*** Data to process ***

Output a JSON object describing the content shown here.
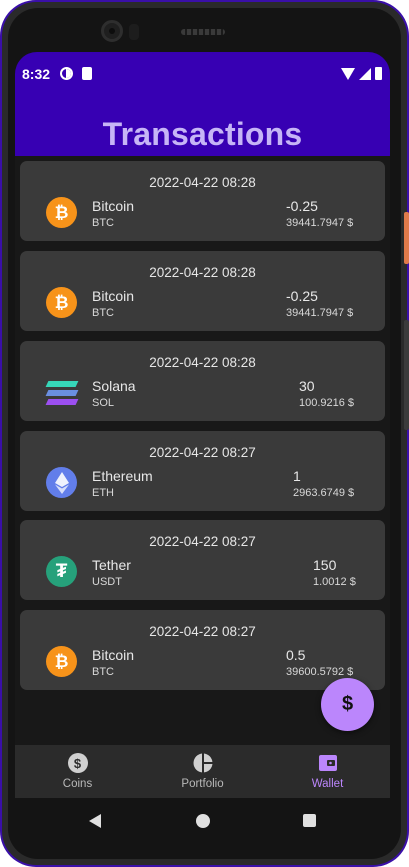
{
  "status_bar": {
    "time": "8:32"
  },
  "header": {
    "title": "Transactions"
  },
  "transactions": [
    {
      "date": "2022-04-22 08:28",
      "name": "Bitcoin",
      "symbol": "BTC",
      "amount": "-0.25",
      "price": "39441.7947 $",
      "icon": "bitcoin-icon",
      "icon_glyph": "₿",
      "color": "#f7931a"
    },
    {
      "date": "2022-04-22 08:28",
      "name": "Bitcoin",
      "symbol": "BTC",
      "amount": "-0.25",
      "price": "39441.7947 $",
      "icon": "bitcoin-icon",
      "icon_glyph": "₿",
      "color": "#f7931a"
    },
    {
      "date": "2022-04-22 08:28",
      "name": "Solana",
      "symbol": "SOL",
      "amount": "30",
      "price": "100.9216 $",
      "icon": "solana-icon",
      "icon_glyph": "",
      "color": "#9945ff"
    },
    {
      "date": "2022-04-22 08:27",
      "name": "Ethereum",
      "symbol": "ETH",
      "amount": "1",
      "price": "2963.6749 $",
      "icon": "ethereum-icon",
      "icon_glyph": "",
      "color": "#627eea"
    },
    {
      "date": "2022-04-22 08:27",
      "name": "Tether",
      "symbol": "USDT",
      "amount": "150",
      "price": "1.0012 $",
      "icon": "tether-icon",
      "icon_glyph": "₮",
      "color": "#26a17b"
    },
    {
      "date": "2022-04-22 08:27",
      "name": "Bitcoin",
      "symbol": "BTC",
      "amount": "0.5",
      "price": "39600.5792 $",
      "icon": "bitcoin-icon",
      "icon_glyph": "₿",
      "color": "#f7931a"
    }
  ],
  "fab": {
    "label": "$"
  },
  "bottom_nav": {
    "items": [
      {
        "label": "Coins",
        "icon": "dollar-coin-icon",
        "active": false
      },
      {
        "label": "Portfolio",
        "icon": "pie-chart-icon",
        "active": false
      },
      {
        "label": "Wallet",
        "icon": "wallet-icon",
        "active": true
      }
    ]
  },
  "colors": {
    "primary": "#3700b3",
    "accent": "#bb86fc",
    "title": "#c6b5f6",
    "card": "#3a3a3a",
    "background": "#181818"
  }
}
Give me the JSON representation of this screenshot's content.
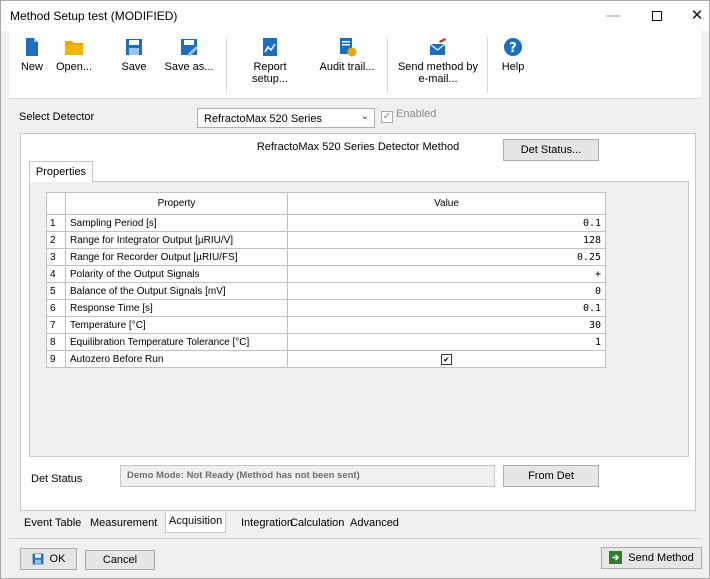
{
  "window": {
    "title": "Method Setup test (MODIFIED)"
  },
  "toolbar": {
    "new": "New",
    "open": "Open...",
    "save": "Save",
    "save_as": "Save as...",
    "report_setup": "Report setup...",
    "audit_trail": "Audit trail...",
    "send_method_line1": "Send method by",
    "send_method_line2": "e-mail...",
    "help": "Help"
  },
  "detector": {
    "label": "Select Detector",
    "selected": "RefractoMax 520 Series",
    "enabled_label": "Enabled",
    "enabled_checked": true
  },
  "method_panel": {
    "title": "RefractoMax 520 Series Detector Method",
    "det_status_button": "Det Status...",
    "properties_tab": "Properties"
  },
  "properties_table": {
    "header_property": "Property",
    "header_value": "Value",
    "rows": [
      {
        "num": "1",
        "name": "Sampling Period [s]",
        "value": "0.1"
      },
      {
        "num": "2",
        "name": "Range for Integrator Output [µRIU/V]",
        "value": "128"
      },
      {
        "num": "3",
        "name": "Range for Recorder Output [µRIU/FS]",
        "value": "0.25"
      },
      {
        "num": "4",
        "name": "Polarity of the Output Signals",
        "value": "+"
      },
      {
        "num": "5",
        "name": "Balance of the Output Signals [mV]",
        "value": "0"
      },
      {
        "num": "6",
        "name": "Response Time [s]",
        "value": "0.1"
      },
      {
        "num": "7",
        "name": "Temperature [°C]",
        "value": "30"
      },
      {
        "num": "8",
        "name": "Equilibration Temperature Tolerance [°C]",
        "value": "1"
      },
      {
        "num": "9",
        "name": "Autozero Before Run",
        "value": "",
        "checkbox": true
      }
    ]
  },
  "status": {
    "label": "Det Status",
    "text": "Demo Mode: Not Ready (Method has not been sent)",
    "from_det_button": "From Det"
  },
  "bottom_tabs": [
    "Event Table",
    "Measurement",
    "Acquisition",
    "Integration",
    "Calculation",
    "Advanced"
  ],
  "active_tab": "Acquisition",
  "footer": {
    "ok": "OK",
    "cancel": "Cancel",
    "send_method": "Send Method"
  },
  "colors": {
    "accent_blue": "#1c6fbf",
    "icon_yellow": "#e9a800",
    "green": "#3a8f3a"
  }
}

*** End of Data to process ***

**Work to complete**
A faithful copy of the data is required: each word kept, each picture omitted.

**Task output**
Output a JSON object describing the content shown here.
{
  "status_bar": {
    "time": "8:32"
  },
  "header": {
    "title": "Transactions"
  },
  "transactions": [
    {
      "date": "2022-04-22 08:28",
      "name": "Bitcoin",
      "symbol": "BTC",
      "amount": "-0.25",
      "price": "39441.7947 $",
      "icon": "bitcoin-icon",
      "icon_glyph": "₿",
      "color": "#f7931a"
    },
    {
      "date": "2022-04-22 08:28",
      "name": "Bitcoin",
      "symbol": "BTC",
      "amount": "-0.25",
      "price": "39441.7947 $",
      "icon": "bitcoin-icon",
      "icon_glyph": "₿",
      "color": "#f7931a"
    },
    {
      "date": "2022-04-22 08:28",
      "name": "Solana",
      "symbol": "SOL",
      "amount": "30",
      "price": "100.9216 $",
      "icon": "solana-icon",
      "icon_glyph": "",
      "color": "#9945ff"
    },
    {
      "date": "2022-04-22 08:27",
      "name": "Ethereum",
      "symbol": "ETH",
      "amount": "1",
      "price": "2963.6749 $",
      "icon": "ethereum-icon",
      "icon_glyph": "",
      "color": "#627eea"
    },
    {
      "date": "2022-04-22 08:27",
      "name": "Tether",
      "symbol": "USDT",
      "amount": "150",
      "price": "1.0012 $",
      "icon": "tether-icon",
      "icon_glyph": "₮",
      "color": "#26a17b"
    },
    {
      "date": "2022-04-22 08:27",
      "name": "Bitcoin",
      "symbol": "BTC",
      "amount": "0.5",
      "price": "39600.5792 $",
      "icon": "bitcoin-icon",
      "icon_glyph": "₿",
      "color": "#f7931a"
    }
  ],
  "fab": {
    "label": "$"
  },
  "bottom_nav": {
    "items": [
      {
        "label": "Coins",
        "icon": "dollar-coin-icon",
        "active": false
      },
      {
        "label": "Portfolio",
        "icon": "pie-chart-icon",
        "active": false
      },
      {
        "label": "Wallet",
        "icon": "wallet-icon",
        "active": true
      }
    ]
  },
  "colors": {
    "primary": "#3700b3",
    "accent": "#bb86fc",
    "title": "#c6b5f6",
    "card": "#3a3a3a",
    "background": "#181818"
  }
}
Give me the JSON representation of this screenshot's content.
{
  "window": {
    "title": "Method Setup test (MODIFIED)"
  },
  "toolbar": {
    "new": "New",
    "open": "Open...",
    "save": "Save",
    "save_as": "Save as...",
    "report_setup": "Report setup...",
    "audit_trail": "Audit trail...",
    "send_method_line1": "Send method by",
    "send_method_line2": "e-mail...",
    "help": "Help"
  },
  "detector": {
    "label": "Select Detector",
    "selected": "RefractoMax 520 Series",
    "enabled_label": "Enabled",
    "enabled_checked": true
  },
  "method_panel": {
    "title": "RefractoMax 520 Series Detector Method",
    "det_status_button": "Det Status...",
    "properties_tab": "Properties"
  },
  "properties_table": {
    "header_property": "Property",
    "header_value": "Value",
    "rows": [
      {
        "num": "1",
        "name": "Sampling Period [s]",
        "value": "0.1"
      },
      {
        "num": "2",
        "name": "Range for Integrator Output [µRIU/V]",
        "value": "128"
      },
      {
        "num": "3",
        "name": "Range for Recorder Output [µRIU/FS]",
        "value": "0.25"
      },
      {
        "num": "4",
        "name": "Polarity of the Output Signals",
        "value": "+"
      },
      {
        "num": "5",
        "name": "Balance of the Output Signals [mV]",
        "value": "0"
      },
      {
        "num": "6",
        "name": "Response Time [s]",
        "value": "0.1"
      },
      {
        "num": "7",
        "name": "Temperature [°C]",
        "value": "30"
      },
      {
        "num": "8",
        "name": "Equilibration Temperature Tolerance [°C]",
        "value": "1"
      },
      {
        "num": "9",
        "name": "Autozero Before Run",
        "value": "",
        "checkbox": true
      }
    ]
  },
  "status": {
    "label": "Det Status",
    "text": "Demo Mode: Not Ready (Method has not been sent)",
    "from_det_button": "From Det"
  },
  "bottom_tabs": [
    "Event Table",
    "Measurement",
    "Acquisition",
    "Integration",
    "Calculation",
    "Advanced"
  ],
  "active_tab": "Acquisition",
  "footer": {
    "ok": "OK",
    "cancel": "Cancel",
    "send_method": "Send Method"
  },
  "colors": {
    "accent_blue": "#1c6fbf",
    "icon_yellow": "#e9a800",
    "green": "#3a8f3a"
  }
}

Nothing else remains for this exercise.